Exercise goal | Count the lines in the data below where the string "visibility" occurs, please, and give the number alone.

[Website and app data records]

________________________

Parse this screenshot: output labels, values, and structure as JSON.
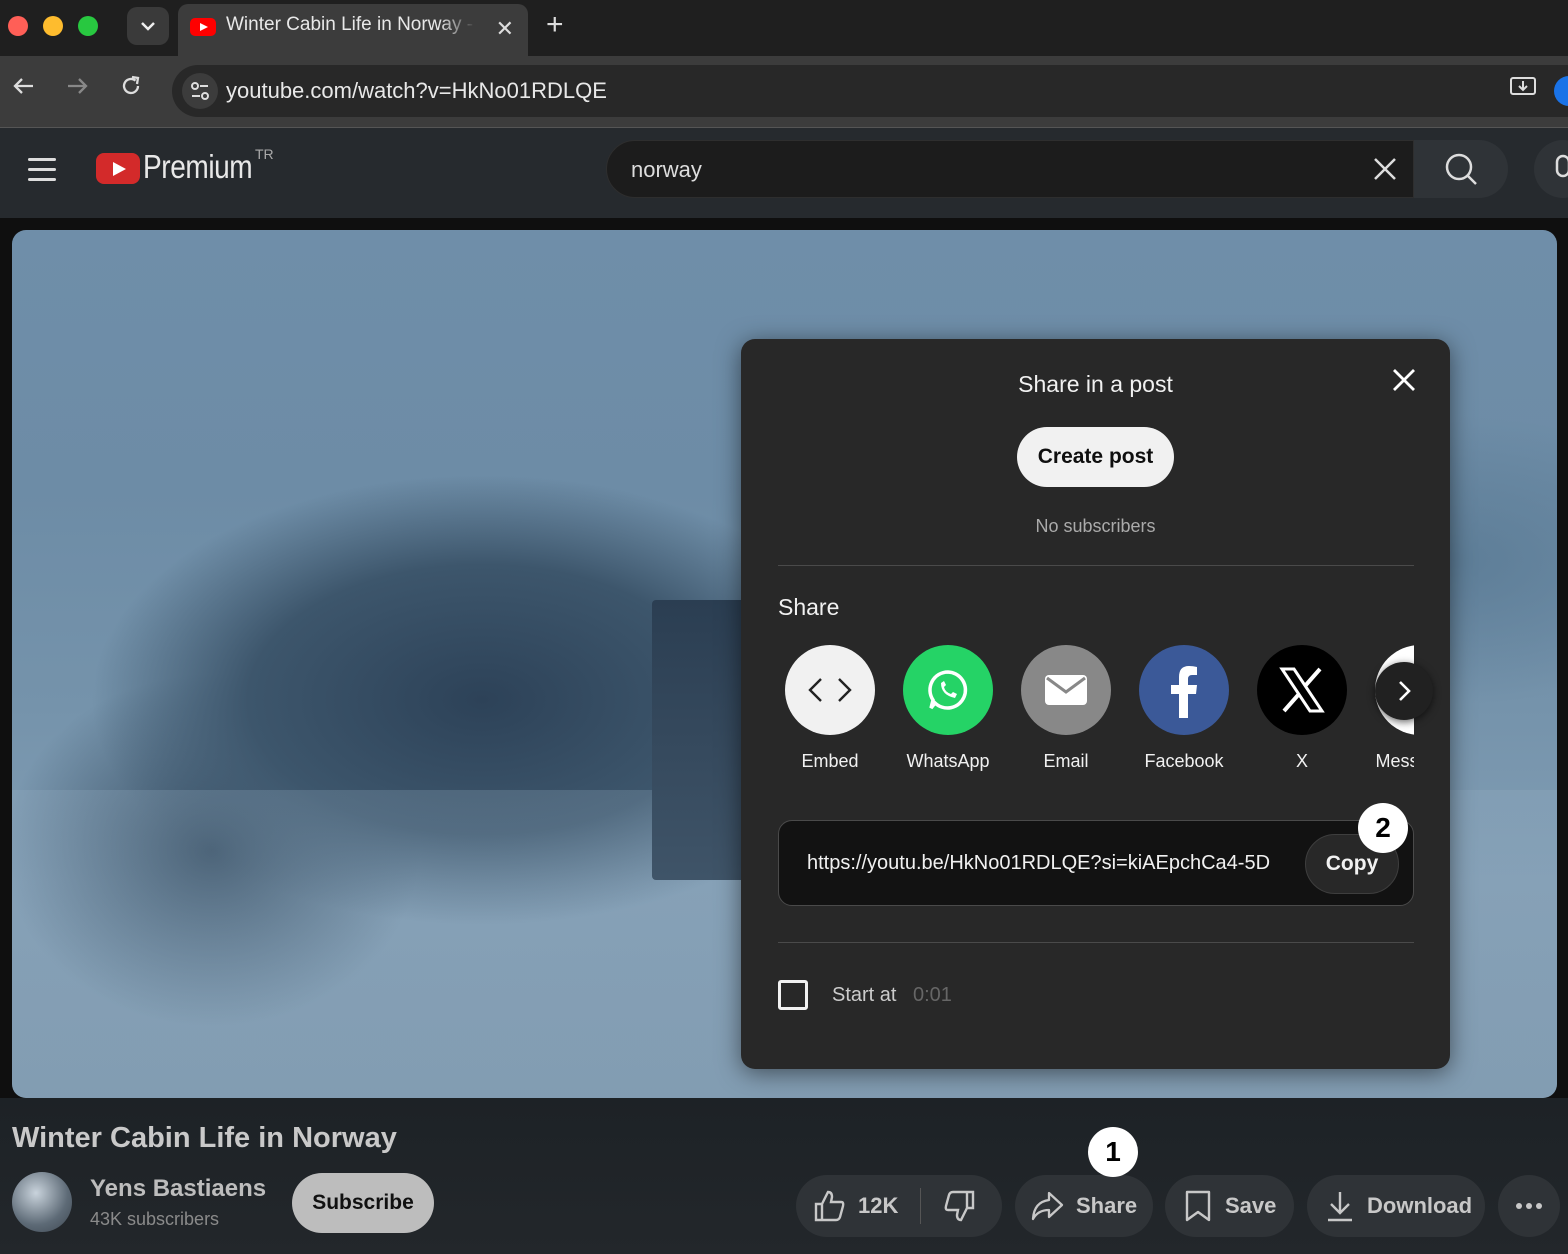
{
  "browser": {
    "tab_title": "Winter Cabin Life in Norway - YouTube",
    "url": "youtube.com/watch?v=HkNo01RDLQE",
    "new_tab_label": "+"
  },
  "youtube": {
    "brand": "Premium",
    "region": "TR",
    "search_value": "norway"
  },
  "share_dialog": {
    "title": "Share in a post",
    "create_post_label": "Create post",
    "subscriber_note": "No subscribers",
    "share_heading": "Share",
    "targets": [
      {
        "label": "Embed",
        "icon": "embed-icon",
        "color": "#f1f1f1"
      },
      {
        "label": "WhatsApp",
        "icon": "whatsapp-icon",
        "color": "#25d366"
      },
      {
        "label": "Email",
        "icon": "email-icon",
        "color": "#888888"
      },
      {
        "label": "Facebook",
        "icon": "facebook-icon",
        "color": "#3b5998"
      },
      {
        "label": "X",
        "icon": "x-icon",
        "color": "#000000"
      },
      {
        "label": "Messenger",
        "icon": "messenger-icon",
        "color": "#ffffff"
      }
    ],
    "link": "https://youtu.be/HkNo01RDLQE?si=kiAEpchCa4-5D",
    "copy_label": "Copy",
    "start_at_label": "Start at",
    "start_at_time": "0:01"
  },
  "annotations": {
    "badge_1": "1",
    "badge_2": "2"
  },
  "video": {
    "title": "Winter Cabin Life in Norway",
    "channel_name": "Yens Bastiaens",
    "channel_subs": "43K subscribers",
    "subscribe_label": "Subscribe",
    "likes": "12K",
    "share_label": "Share",
    "save_label": "Save",
    "download_label": "Download"
  }
}
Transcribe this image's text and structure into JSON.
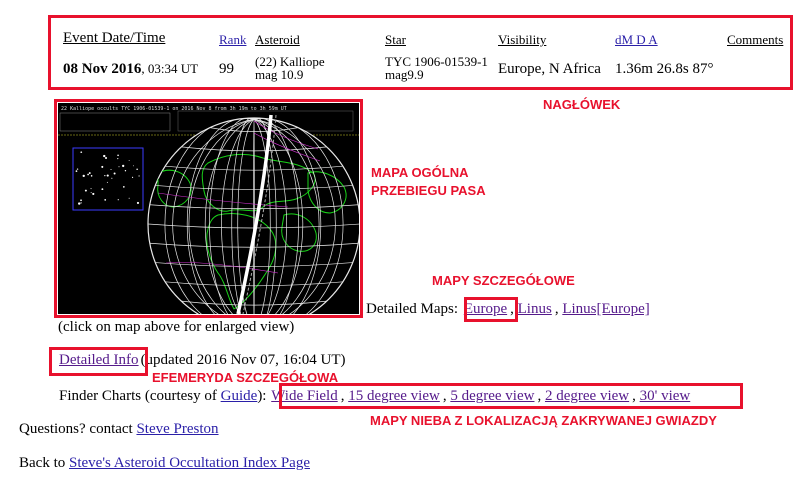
{
  "table": {
    "headers": {
      "date": "Event Date/Time",
      "rank": "Rank",
      "asteroid": "Asteroid",
      "star": "Star",
      "visibility": "Visibility",
      "dmda": "dM D A",
      "comments": "Comments"
    },
    "row": {
      "date": "08 Nov 2016",
      "time": ", 03:34 UT",
      "rank": "99",
      "asteroid_name": "(22) Kalliope",
      "asteroid_mag": "mag 10.9",
      "star_id": "TYC 1906-01539-1",
      "star_mag": "mag9.9",
      "visibility": "Europe, N Africa",
      "dmda": "1.36m 26.8s 87°"
    }
  },
  "map": {
    "header_text": "22 Kalliope occults TYC 1906-01539-1 on 2016 Nov 8 from 3h 19m to 3h 59m UT"
  },
  "click_hint": "(click on map above for enlarged view)",
  "detailed_maps": {
    "label": "Detailed Maps:",
    "europe": "Europe",
    "sep1": ",",
    "linus": "Linus",
    "sep2": ",",
    "linus_europe": "Linus[Europe]"
  },
  "detailed_info": {
    "link": "Detailed Info",
    "updated": "(updated 2016 Nov 07, 16:04 UT)"
  },
  "finder": {
    "prefix": "Finder Charts (courtesy of ",
    "guide": "Guide",
    "suffix": "):",
    "links": [
      "Wide Field",
      "15 degree view",
      "5 degree view",
      "2 degree view",
      "30' view"
    ],
    "sep": ","
  },
  "questions": {
    "text": "Questions? contact ",
    "link": "Steve Preston"
  },
  "back": {
    "text": "Back to ",
    "link": "Steve's Asteroid Occultation Index Page"
  },
  "annotations": {
    "naglowek": "NAGŁÓWEK",
    "mapa_line1": "MAPA OGÓLNA",
    "mapa_line2": "PRZEBIEGU PASA",
    "mapy_szcz": "MAPY SZCZEGÓŁOWE",
    "efemeryda": "EFEMERYDA SZCZEGÓŁOWA",
    "mapy_nieba": "MAPY NIEBA Z LOKALIZACJĄ ZAKRYWANEJ GWIAZDY"
  },
  "colors": {
    "annotation_red": "#e8112d",
    "link_blue": "#2a1fa8",
    "link_visited": "#551a8b",
    "map_grid": "#e8e8e8",
    "map_land": "#19d219"
  }
}
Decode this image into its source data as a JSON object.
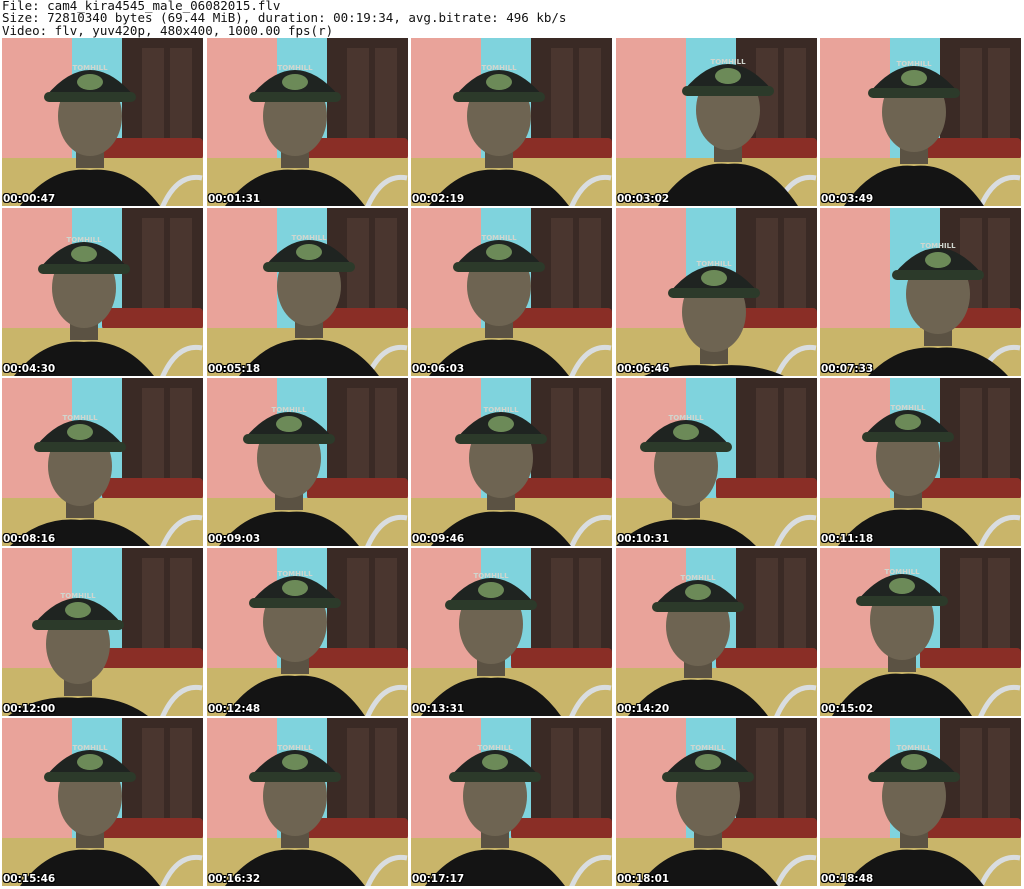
{
  "header": {
    "file_line": "File: cam4_kira4545_male_06082015.flv",
    "size_line": "Size: 72810340 bytes (69.44 MiB), duration: 00:19:34, avg.bitrate: 496 kb/s",
    "video_line": "Video: flv, yuv420p, 480x400, 1000.00 fps(r)"
  },
  "colors": {
    "wall_pink": "#e9a39a",
    "wall_cyan": "#7fd3dd",
    "wood_dark": "#3a2a25",
    "shirt": "#141414",
    "skin": "#6e6452",
    "cap": "#1f2421",
    "cap_logo": "#6c8a58",
    "headboard": "#8a2e26"
  },
  "thumbnails": [
    {
      "timestamp": "00:00:47",
      "cap_text": "TOMHILL"
    },
    {
      "timestamp": "00:01:31",
      "cap_text": "TOMHILL"
    },
    {
      "timestamp": "00:02:19",
      "cap_text": "TOMHILL"
    },
    {
      "timestamp": "00:03:02",
      "cap_text": "TOMHILL"
    },
    {
      "timestamp": "00:03:49",
      "cap_text": "TOMHILL"
    },
    {
      "timestamp": "00:04:30",
      "cap_text": "TOMHILL"
    },
    {
      "timestamp": "00:05:18",
      "cap_text": "TOMHILL"
    },
    {
      "timestamp": "00:06:03",
      "cap_text": "TOMHILL"
    },
    {
      "timestamp": "00:06:46",
      "cap_text": "TOMHILL"
    },
    {
      "timestamp": "00:07:33",
      "cap_text": "TOMHILL"
    },
    {
      "timestamp": "00:08:16",
      "cap_text": "TOMHILL"
    },
    {
      "timestamp": "00:09:03",
      "cap_text": "TOMHILL"
    },
    {
      "timestamp": "00:09:46",
      "cap_text": "TOMHILL"
    },
    {
      "timestamp": "00:10:31",
      "cap_text": "TOMHILL"
    },
    {
      "timestamp": "00:11:18",
      "cap_text": "TOMHILL"
    },
    {
      "timestamp": "00:12:00",
      "cap_text": "TOMHILL"
    },
    {
      "timestamp": "00:12:48",
      "cap_text": "TOMHILL"
    },
    {
      "timestamp": "00:13:31",
      "cap_text": "TOMHILL"
    },
    {
      "timestamp": "00:14:20",
      "cap_text": "TOMHILL"
    },
    {
      "timestamp": "00:15:02",
      "cap_text": "TOMHILL"
    },
    {
      "timestamp": "00:15:46",
      "cap_text": "TOMHILL"
    },
    {
      "timestamp": "00:16:32",
      "cap_text": "TOMHILL"
    },
    {
      "timestamp": "00:17:17",
      "cap_text": "TOMHILL"
    },
    {
      "timestamp": "00:18:01",
      "cap_text": "TOMHILL"
    },
    {
      "timestamp": "00:18:48",
      "cap_text": "TOMHILL"
    }
  ]
}
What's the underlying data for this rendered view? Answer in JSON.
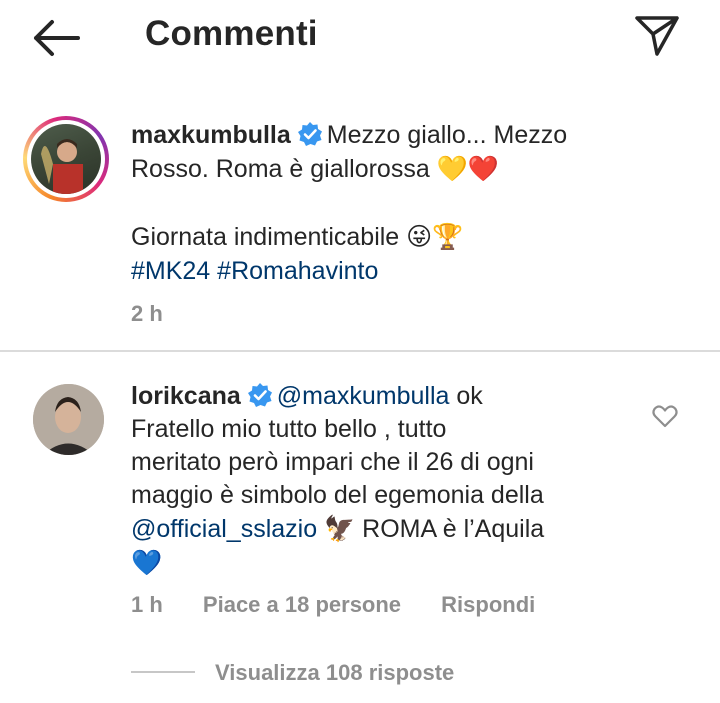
{
  "header": {
    "title": "Commenti",
    "back_icon": "arrow-left-icon",
    "send_icon": "paper-plane-icon"
  },
  "post": {
    "username": "maxkumbulla",
    "caption_line1": "Mezzo giallo... Mezzo",
    "caption_line2": "Rosso. Roma è giallorossa",
    "caption_line2_emoji": "💛❤️",
    "caption_line3": "Giornata indimenticabile",
    "caption_line3_emoji": "😜🏆",
    "hashtag1": "#MK24",
    "hashtag2": "#Romahavinto",
    "time": "2 h"
  },
  "comment": {
    "username": "lorikcana",
    "mention": "@maxkumbulla",
    "text_after_mention": " ok",
    "line2": "Fratello mio  tutto bello , tutto",
    "line3": "meritato però impari che il 26 di ogni",
    "line4": "maggio è simbolo del egemonia della",
    "mention2": "@official_sslazio",
    "eagle_emoji": "🦅",
    "line5_rest": " ROMA è l’Aquila",
    "blue_heart": "💙",
    "time": "1 h",
    "likes": "Piace a 18 persone",
    "reply": "Rispondi",
    "view_replies": "Visualizza 108 risposte"
  },
  "colors": {
    "text": "#262626",
    "meta": "#8e8e8e",
    "link": "#00376b",
    "verified": "#3897f0",
    "divider": "#dbdbdb"
  }
}
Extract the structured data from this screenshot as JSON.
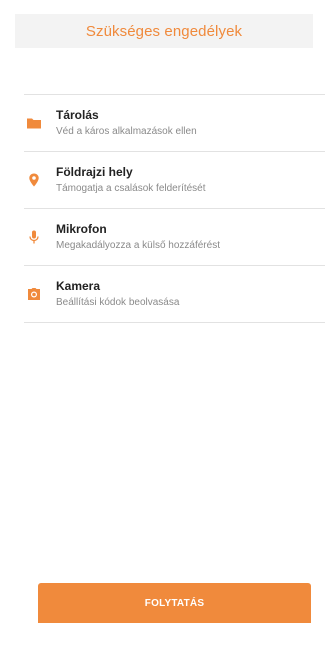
{
  "header": {
    "title": "Szükséges engedélyek"
  },
  "permissions": [
    {
      "icon": "folder-icon",
      "title": "Tárolás",
      "description": "Véd a káros alkalmazások ellen"
    },
    {
      "icon": "location-pin-icon",
      "title": "Földrajzi hely",
      "description": "Támogatja a csalások felderítését"
    },
    {
      "icon": "microphone-icon",
      "title": "Mikrofon",
      "description": "Megakadályozza a külső hozzáférést"
    },
    {
      "icon": "camera-icon",
      "title": "Kamera",
      "description": "Beállítási kódok beolvasása"
    }
  ],
  "footer": {
    "continue_label": "FOLYTATÁS"
  },
  "colors": {
    "accent": "#f08a3c",
    "title_text": "#222222",
    "description_text": "#8a8a8a",
    "header_background": "#f3f3f3",
    "divider": "#e2e2e2"
  }
}
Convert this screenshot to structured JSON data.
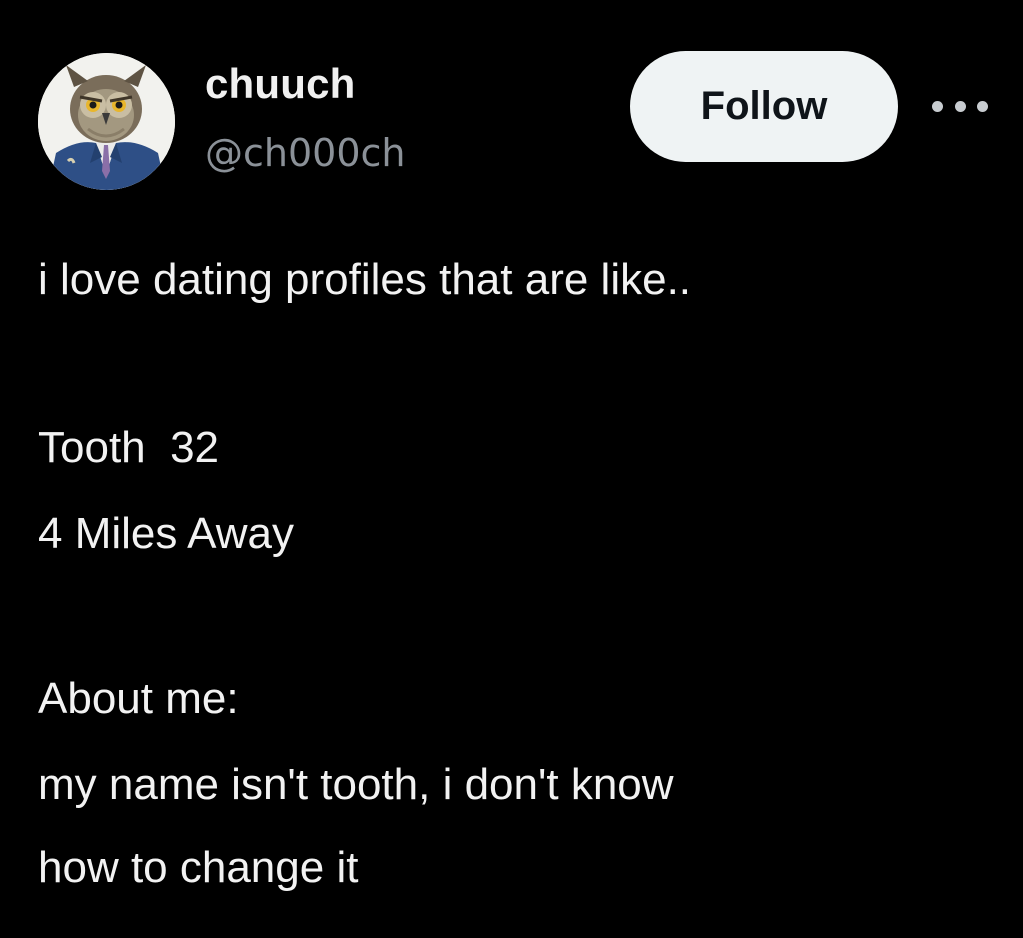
{
  "author": {
    "display_name": "chuuch",
    "handle": "@ch000ch",
    "avatar_icon": "owl-in-suit-avatar"
  },
  "actions": {
    "follow_label": "Follow",
    "more_icon": "more-horizontal-icon"
  },
  "tweet": {
    "line_1": "i love dating profiles that are like..",
    "line_2": "Tooth  32",
    "line_3": "4 Miles Away",
    "line_4": "About me:",
    "line_5": "my name isn't tooth, i don't know",
    "line_6": "how to change it"
  },
  "colors": {
    "background": "#000000",
    "text_primary": "#f2f2f2",
    "text_secondary": "#8b9198",
    "follow_bg": "#eff3f4",
    "follow_text": "#0f1419"
  }
}
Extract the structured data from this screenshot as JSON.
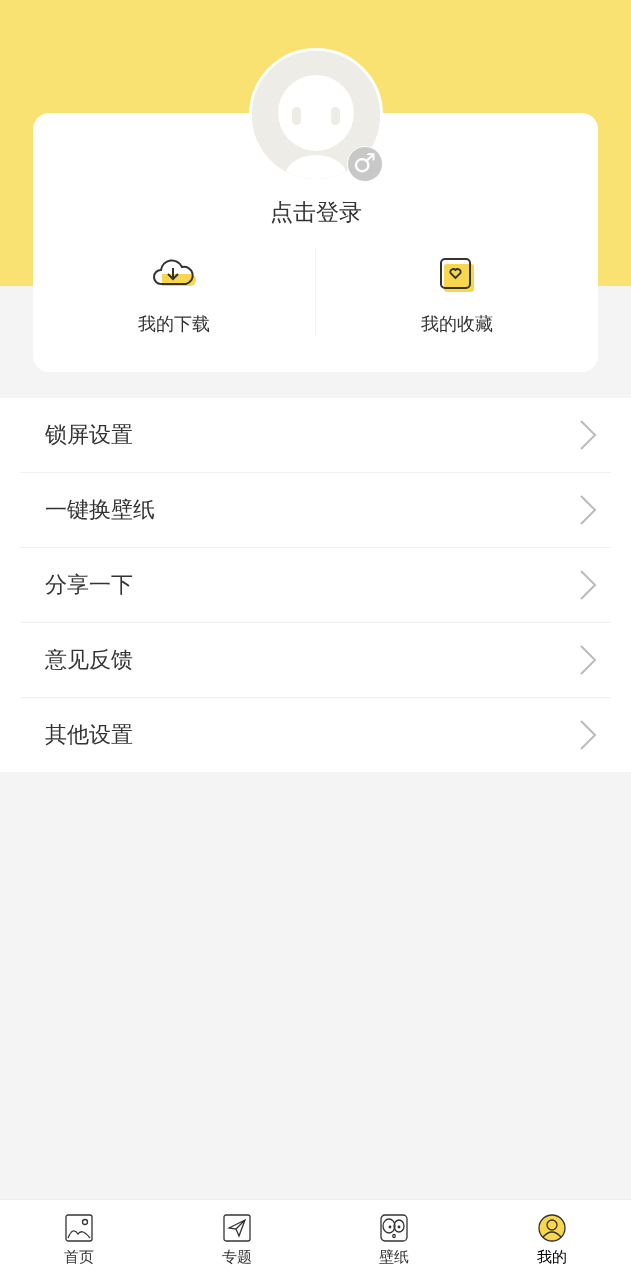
{
  "profile": {
    "login_text": "点击登录",
    "gender_symbol": "♂"
  },
  "shortcuts": [
    {
      "kind": "download",
      "label": "我的下载"
    },
    {
      "kind": "favorite",
      "label": "我的收藏"
    }
  ],
  "menu": [
    {
      "label": "锁屏设置"
    },
    {
      "label": "一键换壁纸"
    },
    {
      "label": "分享一下"
    },
    {
      "label": "意见反馈"
    },
    {
      "label": "其他设置"
    }
  ],
  "tabs": [
    {
      "kind": "image",
      "label": "首页",
      "selected": false
    },
    {
      "kind": "plane",
      "label": "专题",
      "selected": false
    },
    {
      "kind": "face",
      "label": "壁纸",
      "selected": false
    },
    {
      "kind": "person",
      "label": "我的",
      "selected": true
    }
  ]
}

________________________

Your response | 2